Printer Friendly

T.V. fund increases (Canada Television and Cable Production Fund).

TORONTO

Sheila Copps, minister of Canadian Heritage, announced increases to production funding available for independent cable and television productions.

Telefilm Canada and the Cable Production Fund will split the $100 million available under the Canada Television and Cable Production Fund. This will double their existing funding.

A new board will also be created to help administer these new funds. Guidelines have yet to be established to govern how the money will be administered.

For Aboriginal producers the increased funding should create more opportunities for Aboriginal programming and development.

"There's more money in the whole system," said Rudy Buttingnol, from TVOntario, "which will be good for everyone, including Aboriginal producers."

But some Aboriginal producers are not so sure, since, for the time being, current guidelines will determine the distribution of funds.

Accessing funding for film and television production in Canada has always been a problem for Canadian producers.
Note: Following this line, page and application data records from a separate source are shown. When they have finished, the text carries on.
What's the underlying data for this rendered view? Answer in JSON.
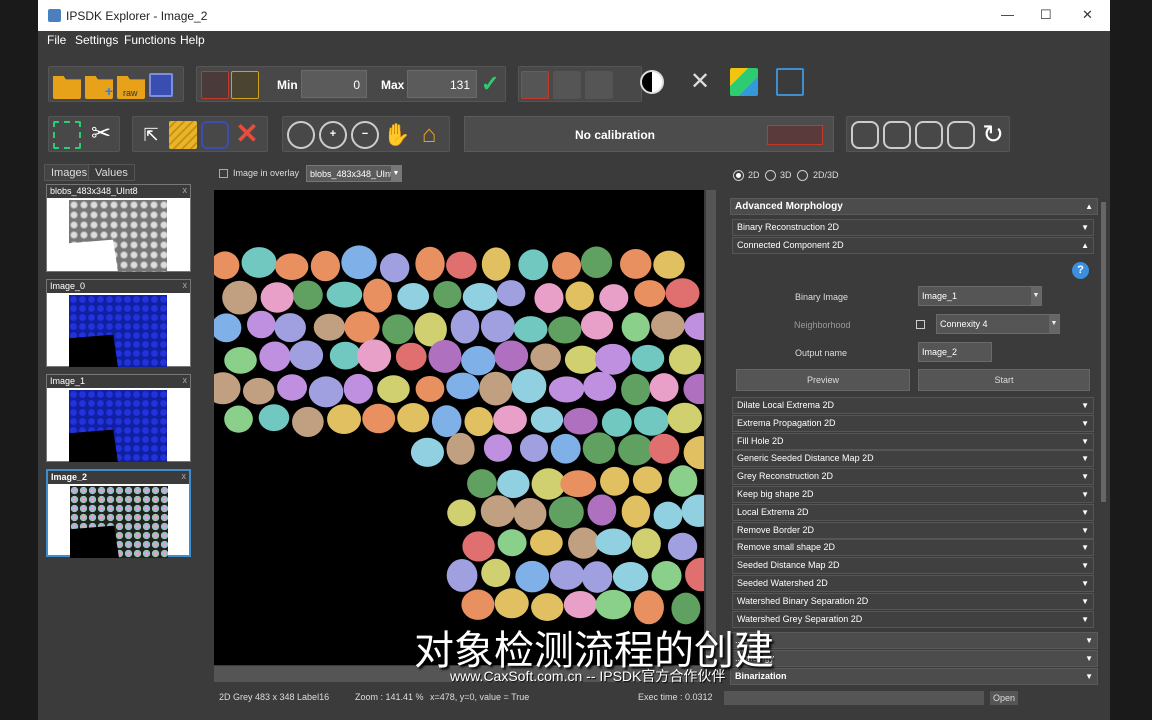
{
  "window": {
    "title": "IPSDK Explorer - Image_2",
    "minimize": "—",
    "maximize": "☐",
    "close": "✕"
  },
  "menu": [
    "File",
    "Settings",
    "Functions",
    "Help"
  ],
  "toolbar": {
    "min_label": "Min",
    "min_value": "0",
    "max_label": "Max",
    "max_value": "131",
    "raw_label": "raw"
  },
  "calibration": {
    "text": "No calibration"
  },
  "left_panel": {
    "tabs": [
      "Images",
      "Values"
    ],
    "images": [
      {
        "name": "blobs_483x348_UInt8",
        "close": "x"
      },
      {
        "name": "Image_0",
        "close": "x"
      },
      {
        "name": "Image_1",
        "close": "x"
      },
      {
        "name": "Image_2",
        "close": "x"
      }
    ]
  },
  "viewer": {
    "overlay_label": "Image in overlay",
    "overlay_select": "blobs_483x348_UInt"
  },
  "status": {
    "info": "2D Grey 483 x 348 Label16",
    "zoom": "Zoom : 141.41 %",
    "pixel": "x=478, y=0, value = True",
    "exec": "Exec time : 0.0312",
    "open": "Open"
  },
  "right_panel": {
    "dims": [
      "2D",
      "3D",
      "2D/3D"
    ],
    "section": "Advanced Morphology",
    "collapsed_top": [
      "Binary Reconstruction 2D"
    ],
    "expanded": "Connected Component 2D",
    "form": {
      "binary_image_label": "Binary Image",
      "binary_image_value": "Image_1",
      "neighborhood_label": "Neighborhood",
      "neighborhood_value": "Connexity 4",
      "output_label": "Output name",
      "output_value": "Image_2",
      "preview": "Preview",
      "start": "Start",
      "help": "?"
    },
    "items": [
      "Dilate Local Extrema 2D",
      "Extrema Propagation 2D",
      "Fill Hole 2D",
      "Generic Seeded Distance Map 2D",
      "Grey Reconstruction 2D",
      "Keep big shape 2D",
      "Local Extrema 2D",
      "Remove Border 2D",
      "Remove small shape 2D",
      "Seeded Distance Map 2D",
      "Seeded Watershed 2D",
      "Watershed Binary Separation 2D",
      "Watershed Grey Separation 2D"
    ],
    "bottom_sections": [
      "...c",
      "...phology",
      "Binarization"
    ]
  },
  "overlay_text": {
    "subtitle": "对象检测流程的创建",
    "watermark": "www.CaxSoft.com.cn -- IPSDK官方合作伙伴"
  },
  "arrow": "▼",
  "arrow_up": "▲",
  "colors": {
    "accent": "#3f8fd0",
    "folder": "#e8a21a",
    "check": "#2ecc71"
  }
}
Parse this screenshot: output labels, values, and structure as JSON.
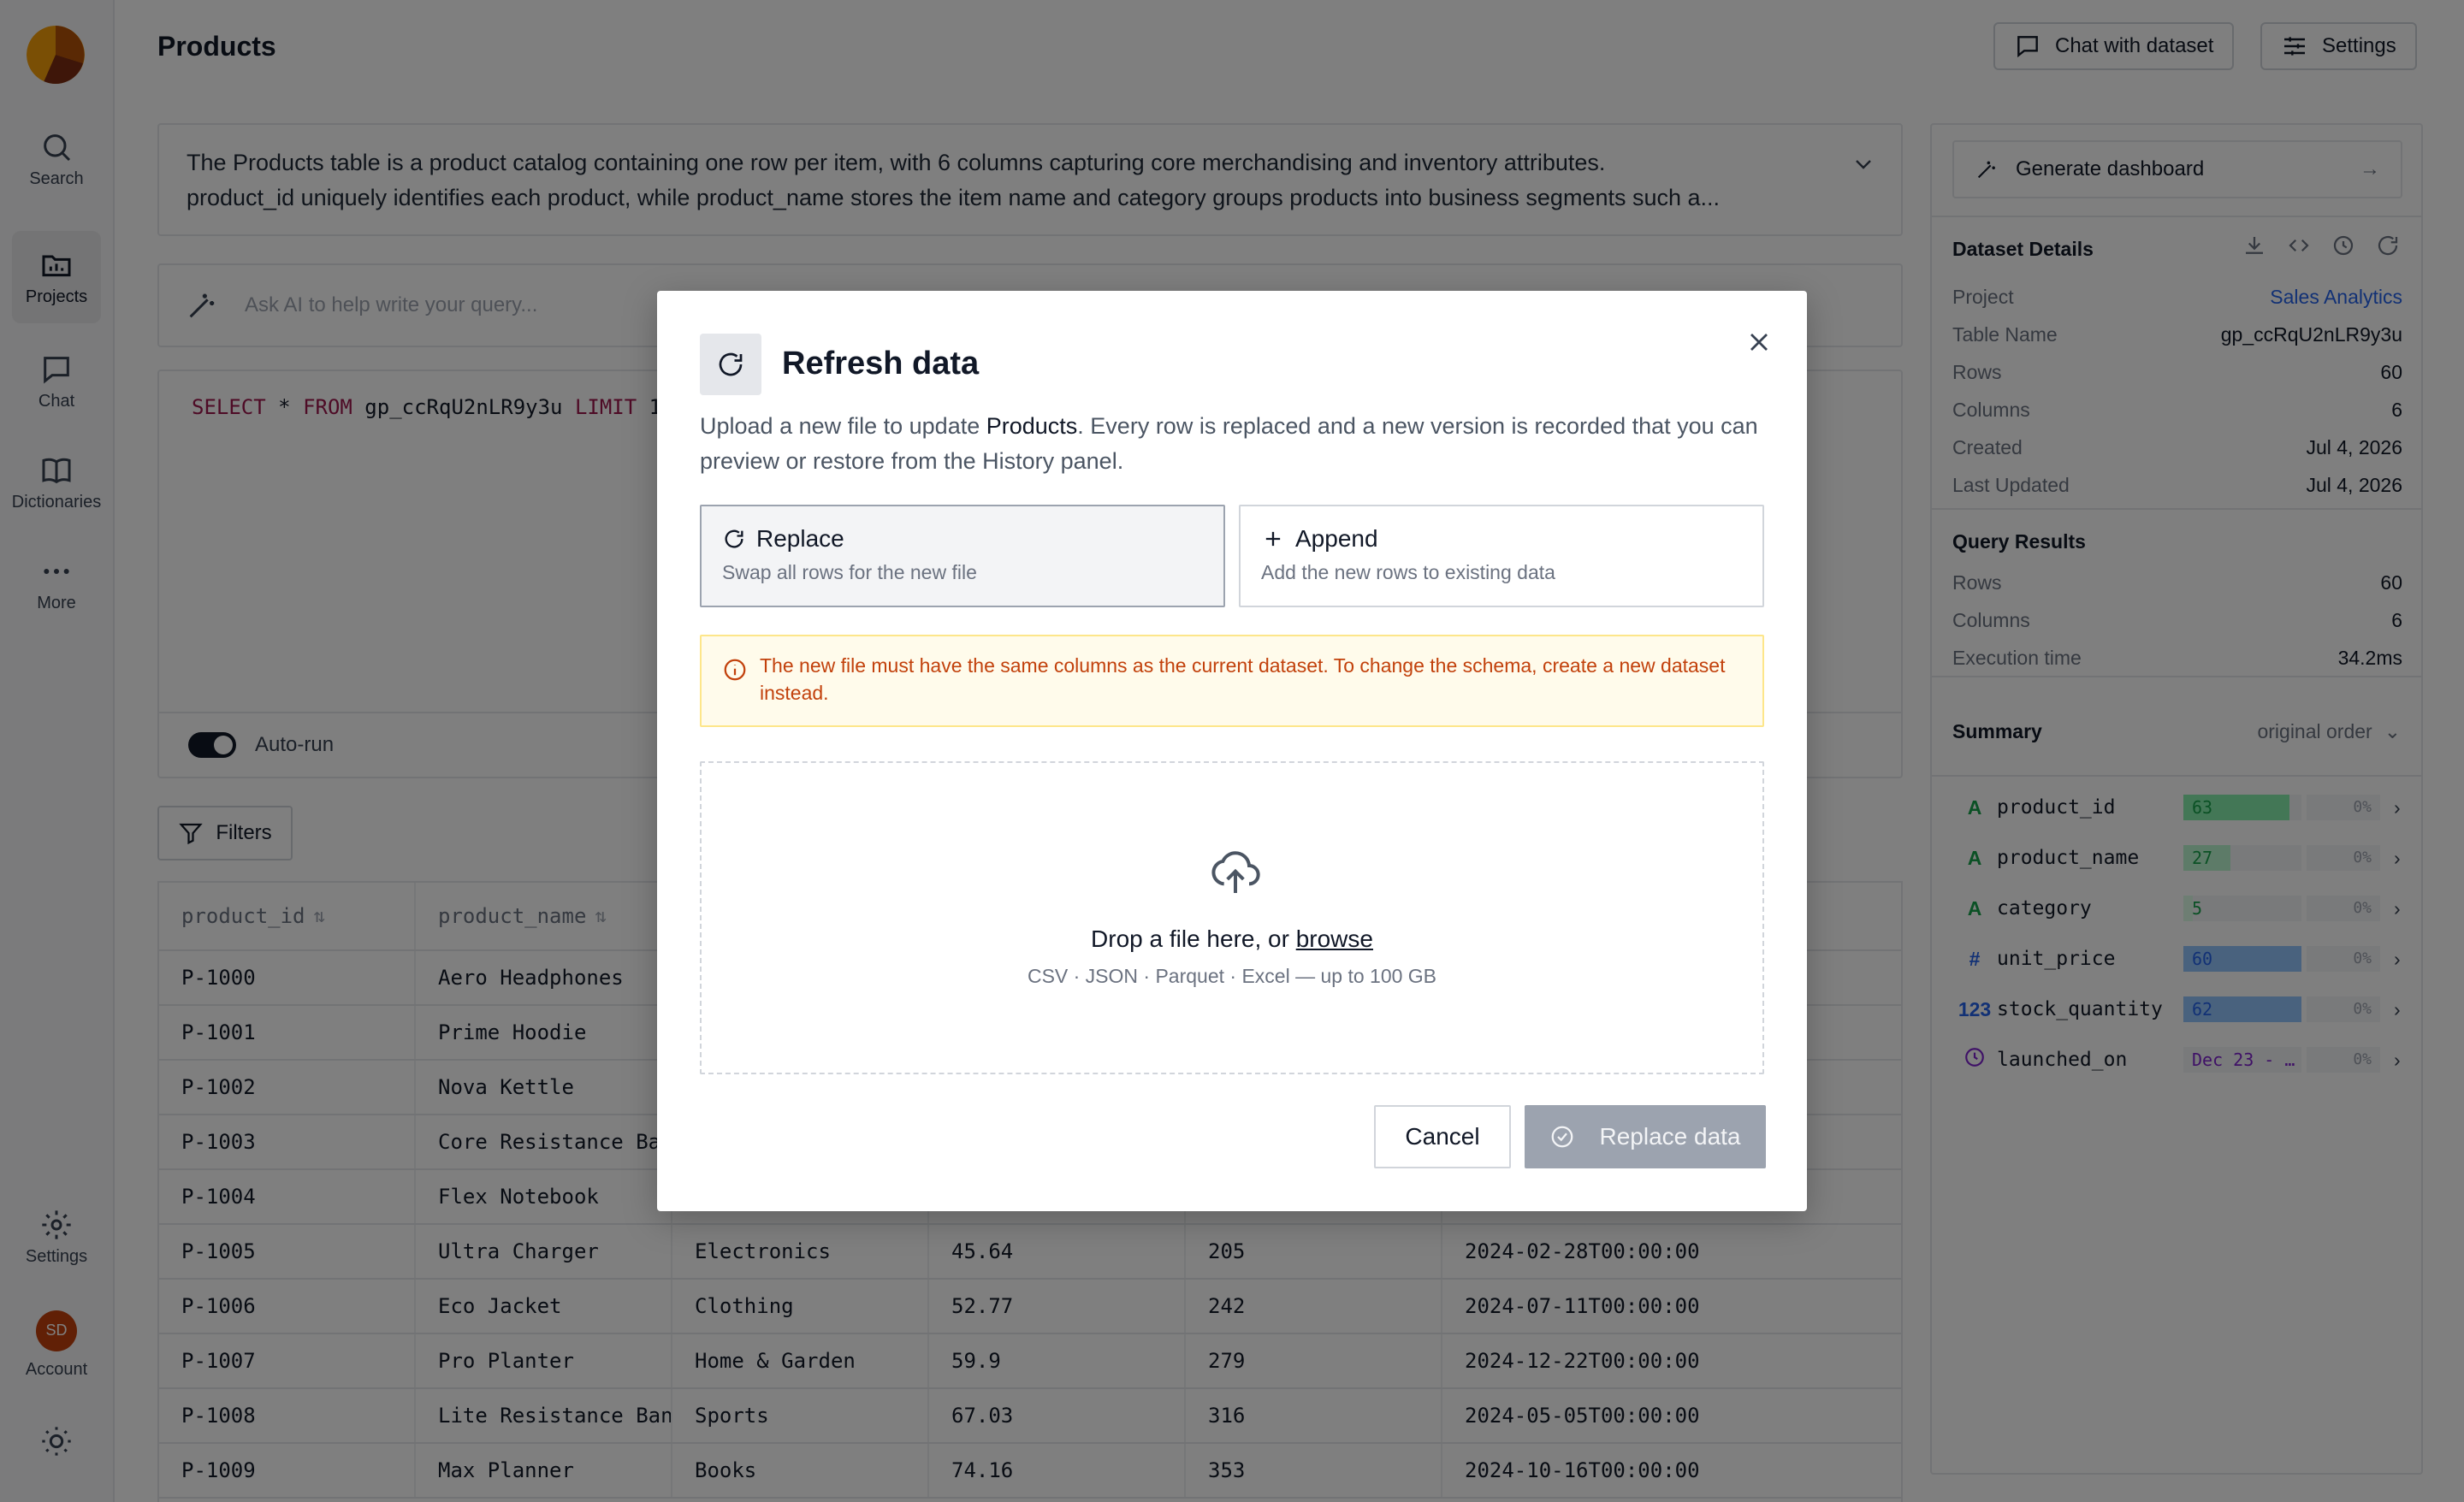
{
  "rail": {
    "items": [
      {
        "label": "Search",
        "icon": "search-icon"
      },
      {
        "label": "Projects",
        "icon": "projects-icon",
        "active": true
      },
      {
        "label": "Chat",
        "icon": "chat-icon"
      },
      {
        "label": "Dictionaries",
        "icon": "book-icon"
      },
      {
        "label": "More",
        "icon": "more-icon"
      }
    ],
    "settings_label": "Settings",
    "account_label": "Account",
    "avatar_initials": "SD"
  },
  "header": {
    "title": "Products",
    "chat_button": "Chat with dataset",
    "settings_button": "Settings"
  },
  "description": {
    "line1": "The Products table is a product catalog containing one row per item, with 6 columns capturing core merchandising and inventory attributes.",
    "line2": "product_id uniquely identifies each product, while product_name stores the item name and category groups products into business segments such a..."
  },
  "ask": {
    "placeholder": "Ask AI to help write your query..."
  },
  "editor": {
    "kw_select": "SELECT",
    "star": " * ",
    "kw_from": "FROM",
    "table": " gp_ccRqU2nLR9y3u ",
    "kw_limit": "LIMIT",
    "limit_val": " 1",
    "autorun_label": "Auto-run"
  },
  "filters_label": "Filters",
  "table": {
    "headers": [
      "product_id",
      "product_name",
      "",
      "",
      "",
      ""
    ],
    "rows": [
      [
        "P-1000",
        "Aero Headphones",
        "",
        "",
        "",
        ""
      ],
      [
        "P-1001",
        "Prime Hoodie",
        "",
        "",
        "",
        ""
      ],
      [
        "P-1002",
        "Nova Kettle",
        "",
        "",
        "",
        ""
      ],
      [
        "P-1003",
        "Core Resistance Ba",
        "",
        "",
        "",
        ""
      ],
      [
        "P-1004",
        "Flex Notebook",
        "",
        "",
        "",
        ""
      ],
      [
        "P-1005",
        "Ultra Charger",
        "Electronics",
        "45.64",
        "205",
        "2024-02-28T00:00:00."
      ],
      [
        "P-1006",
        "Eco Jacket",
        "Clothing",
        "52.77",
        "242",
        "2024-07-11T00:00:00."
      ],
      [
        "P-1007",
        "Pro Planter",
        "Home & Garden",
        "59.9",
        "279",
        "2024-12-22T00:00:00."
      ],
      [
        "P-1008",
        "Lite Resistance Ban",
        "Sports",
        "67.03",
        "316",
        "2024-05-05T00:00:00."
      ],
      [
        "P-1009",
        "Max Planner",
        "Books",
        "74.16",
        "353",
        "2024-10-16T00:00:00."
      ]
    ]
  },
  "panel": {
    "generate_label": "Generate dashboard",
    "details_title": "Dataset Details",
    "details": [
      {
        "k": "Project",
        "v": "Sales Analytics",
        "link": true
      },
      {
        "k": "Table Name",
        "v": "gp_ccRqU2nLR9y3u"
      },
      {
        "k": "Rows",
        "v": "60"
      },
      {
        "k": "Columns",
        "v": "6"
      },
      {
        "k": "Created",
        "v": "Jul 4, 2026"
      },
      {
        "k": "Last Updated",
        "v": "Jul 4, 2026"
      }
    ],
    "results_title": "Query Results",
    "results": [
      {
        "k": "Rows",
        "v": "60"
      },
      {
        "k": "Columns",
        "v": "6"
      },
      {
        "k": "Execution time",
        "v": "34.2ms"
      }
    ],
    "summary_title": "Summary",
    "summary_order": "original order",
    "summary": [
      {
        "type": "A",
        "name": "product_id",
        "count": "63",
        "pct": "0%",
        "color": "#16a34a",
        "fill": "#86efac",
        "ratio": 0.9
      },
      {
        "type": "A",
        "name": "product_name",
        "count": "27",
        "pct": "0%",
        "color": "#16a34a",
        "fill": "#bbf7d0",
        "ratio": 0.4
      },
      {
        "type": "A",
        "name": "category",
        "count": "5",
        "pct": "0%",
        "color": "#16a34a",
        "fill": "#dcfce7",
        "ratio": 0.08
      },
      {
        "type": "#",
        "name": "unit_price",
        "count": "60",
        "pct": "0%",
        "color": "#2563eb",
        "fill": "#93c5fd",
        "ratio": 1.0
      },
      {
        "type": "123",
        "name": "stock_quantity",
        "count": "62",
        "pct": "0%",
        "color": "#2563eb",
        "fill": "#93c5fd",
        "ratio": 1.0
      },
      {
        "type": "clock",
        "name": "launched_on",
        "count": "Dec 23 - …",
        "pct": "0%",
        "color": "#7e22ce",
        "fill": "transparent",
        "ratio": 0
      }
    ]
  },
  "modal": {
    "title": "Refresh data",
    "desc_pre": "Upload a new file to update ",
    "desc_bold": "Products",
    "desc_post": ". Every row is replaced and a new version is recorded that you can preview or restore from the History panel.",
    "replace_title": "Replace",
    "replace_sub": "Swap all rows for the new file",
    "append_title": "Append",
    "append_sub": "Add the new rows to existing data",
    "warning": "The new file must have the same columns as the current dataset. To change the schema, create a new dataset instead.",
    "drop_pre": "Drop a file here, or ",
    "drop_link": "browse",
    "drop_formats": "CSV · JSON · Parquet · Excel — up to 100 GB",
    "cancel_label": "Cancel",
    "confirm_label": "Replace data"
  }
}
In the United States, the majority of shows we see are produced by studios. Film projects can take several years from conception to release. And these films are expensive.

In Canada, however, films tend to be produced by smaller, independent production companies. Canadian producers try to raise production money by pre-selling release and broadcast rights. They then approach a public funding agency, such as Telefilm Canada, for the rest of the production money.

The funding agencies have very strict guidelines concerning how they allocate funds. Aboriginal producers are often shut out of this money, because they either don't fit the genre criteria, don't have high enough budgets, or can't get a broadcaster's fee.

"It's great that there's another resource [for funds]," said Greg Coyes, an Edmonton independent film and video producer. "But what part of the [production] process can it be applied to?"

Jerry Giberson, director of operations for Television Northern Canada (TVNC), shares Coyes' concerns.

"I think we have to see the way the fund is going to operate," he said. "But I'm not encouraged by the fact that the existing rules still apply."

"In terms of Aboriginal producers, they're free to apply to the cable fund," said Laura Battiston, senior business analyst for the CTCPT, "but it's very difficult for [them] to meet the guidelines."

"We're working with [Canadian Heritage], with how we're going to assist Aboriginal producers," she continued.

TVNC is also talking to Canadian Heritage to ensure that Aboriginal productions will be acknowledged under this new fund.
COPYRIGHT 1996 Aboriginal Multi-Media Society of Alberta (AMMSA)
No portion of this article can be reproduced without the express written permission from the copyright holder.
Copyright 1996 Gale, Cengage Learning. All rights reserved.

 Reader Opinion

Title:

Comment:



 

Article Details
Printer friendly Cite/link Email Feedback
Author:Kenneth Williams
Publication:Wind Speaker
Date:Oct 1, 1996
Words:398
Previous Article:Anatomy of a labor dispute (Native Communications Society of the western N.W.T.).
Next Article:Exhibit shines in big city (House made of stars, by artist Colleen Cutschall).
Topics:


Related Articles
Portugal film and TV reaching out.
Accent Entertainment: offbeat and successful.
Canadians address money mix-up.
Canada celebrates 20 years of TV in Banff.
The Future History of Television.
New policy opens Israeli television. (Territories).
Milestones.

Terms of use | Copyright © 2014 Farlex, Inc. | Feedback | For webmasters